The two interesting Lee Johnson answers that summed up Aiden McGeady's Sunderland revival and importance
It was one of the first calls Lee Johnson made after it became clear that he would be the new Head Coach of Sunderland and given what has happened since, it could prove to be one of his most important.
The first Sunderland player Johnson spoke to was Aiden McGeady
Johnson wanted to make clear not just that his exile from the senior group was over, but that he would be a central part of his plans moving forward.
McGeady was set to be on the bench against Wigan Athletic the following day but was swiftly bumped up into the starting XI.
Though the winger understandably needed time to get up to full speed, Johnson without fail kept him in the side (in the league at least) to ensure he could find a rhythm after so long on the sidelines.
The medium-term results have been spectacular.
McGeady has four goals in all competitions and most importantly, 12 assists in the league.
No one has produced more, a quite remarkable record when you consider that first appearance came on December 5th.
Speculation raged during McGeady's long absence from the side under Phil Parkinson and the unfounded rumours were clearly as much a source for angst to the winger as the exile itself.
"After the year I've had, it's been difficult," he recently said.
"I've had all sorts of things said about me and labelled against me, and I think the proof is in the pudding. I'm glad to be back playing and I think the players are happy to have me back.
"I've got to give the manager a lot of credit as well because straight away he's come in and said 'you're going to be a big player for me.' He's said that from day one and I have to give him a lot of thanks as well. Ultimately it's not about me, the end goal is about the team getting up. It's as simple as that.”
The truth of both his exile and his return is more straightforward than many imagined at the time and there was an interesting tale from Lee Johnson's pre-match press conference last week that underlined it.
McGeady would of course go on to be a key architect in the vital 1-0 win over Bristol Rovers, and beforehand Johnson had been asked about the month ahead and just how important it would be to the club.
"It's a big month, we know that," he said.
"There's a lot of opportunity in that month and we've got a lot of potential.

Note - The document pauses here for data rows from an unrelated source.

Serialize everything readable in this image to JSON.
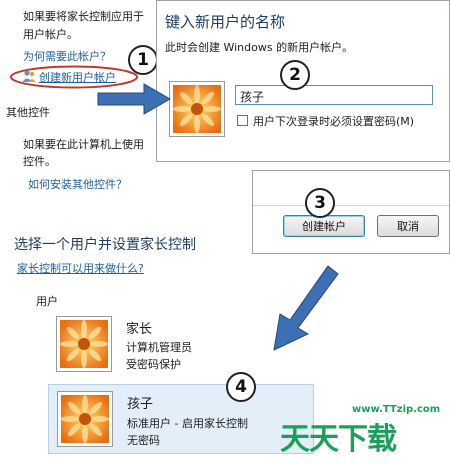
{
  "left_panel": {
    "intro_text_line1": "如果要将家长控制应用于",
    "intro_text_line2": "用户帐户。",
    "why_link": "为何需要此帐户？",
    "create_link": "创建新用户帐户",
    "other_controls_heading": "其他控件",
    "other_text_line1": "如果要在此计算机上使用",
    "other_text_line2": "控件。",
    "install_link": "如何安装其他控件？"
  },
  "name_dialog": {
    "title": "键入新用户的名称",
    "subtitle": "此时会创建 Windows 的新用户帐户。",
    "name_value": "孩子",
    "checkbox_label": "用户下次登录时必须设置密码(M)",
    "checkbox_checked": false
  },
  "button_dialog": {
    "create_button": "创建帐户",
    "cancel_button": "取消"
  },
  "select_section": {
    "heading": "选择一个用户并设置家长控制",
    "help_link": "家长控制可以用来做什么?",
    "users_label": "用户"
  },
  "users": [
    {
      "name": "家长",
      "role": "计算机管理员",
      "status": "受密码保护"
    },
    {
      "name": "孩子",
      "role": "标准用户 - 启用家长控制",
      "status": "无密码"
    }
  ],
  "steps": [
    "1",
    "2",
    "3",
    "4"
  ],
  "watermark": {
    "url": "www.TTzip.com",
    "logo_text": "天天下载"
  },
  "colors": {
    "link": "#1f5fa8",
    "arrow_blue": "#3d6fb4",
    "oval_red": "#c0392b",
    "watermark_green": "#1aa05a",
    "selection_bg": "#e4eef9"
  }
}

Potential doesn't get you over the line and it's like I said ahead of the final, you've got to bring out your best when it matters most.
"The boys have got a winning mentality and I can feel that at the moment.
"Even today, Geads is kicking off because he's lost a five-a-side game, and I like that. It's just the natural born winner in him.
"I think he had to take a five-minute cooler because he was so frustrated with his team.
"That's good, because it was seniors versus the young lads and the young lads beat them! I like that because they've shown the senior boys that they're up for it.
"We want a strong competitive edge because in the end, everyone respects their team-mates because they're fighting hard to win, whether it's just a small-sided game or 11-v-11.
"We've got to continue that and make no apology for having those standards."
There, in many ways, you have it.
What Parkinson deemed an issue (the former manager always said it was never about a specific incident or issue, but general 'culture'), Johnson sees a major asset.
In that regard, Johnson is aligned with Jack Ross.
Ross welcomed the challenge of managing a player willing to ask questions, raise concerns and challenge, and was always quick to point out that the winger had twice shown superb application to rapidly come back into the fold when unable to take part in pre-season due to injury.
Clearly, in terms of footballing philosophy there is also a neater fit between McGeady and Johnson than there was with the new Head Coach's predeccesor and that has without a doubt helped smooth his reintegration.
McGeady has bought into the demands Johnson places on his forward players to press and drop into shape out of possession, recognising the increased opportunity he is getting to affect the game in the final third.
In Friday's press conference there was another sign of the impact McGeady has in recent weeks.
The day before Stephen Kenny's Republic of Ireland fell to defeat against Luxembourg, Johnson was asked by an Irish journalist whether the winger had been disappointed not to be recalled.
"First and foremost, he's been absolutely fantastic since he came back," Johnson responded.
"I really like him, I understand him which I think is important.
"He is challenging because he's a winner, simple as that. He's had a top career, won trophies, 90-odd caps and had big moves.
"He's playing at a level really that if he was 27,28, he wouldn't be in this division.
"When it comes to Ireland, I was a bit worried about it I'm honest!
"I don't think he was, I just think he's focused on the job at hand. He's loved his time as an Ireland player but at the moment the focus is on Sunderland.
"I don't think he's thought too much about it, but we have talked about it just because of my fear of losing him."
Jack Ross noted when he arrived that McGeady had been clear in his desire to help put Sunderland back where it belonged after relegation from the Championship.
It has been a long and winding road from there but with ten games to go, McGeady now has every chance to be a key figure in doing exactly that.
It is one of Johnson's most significant feats thus far.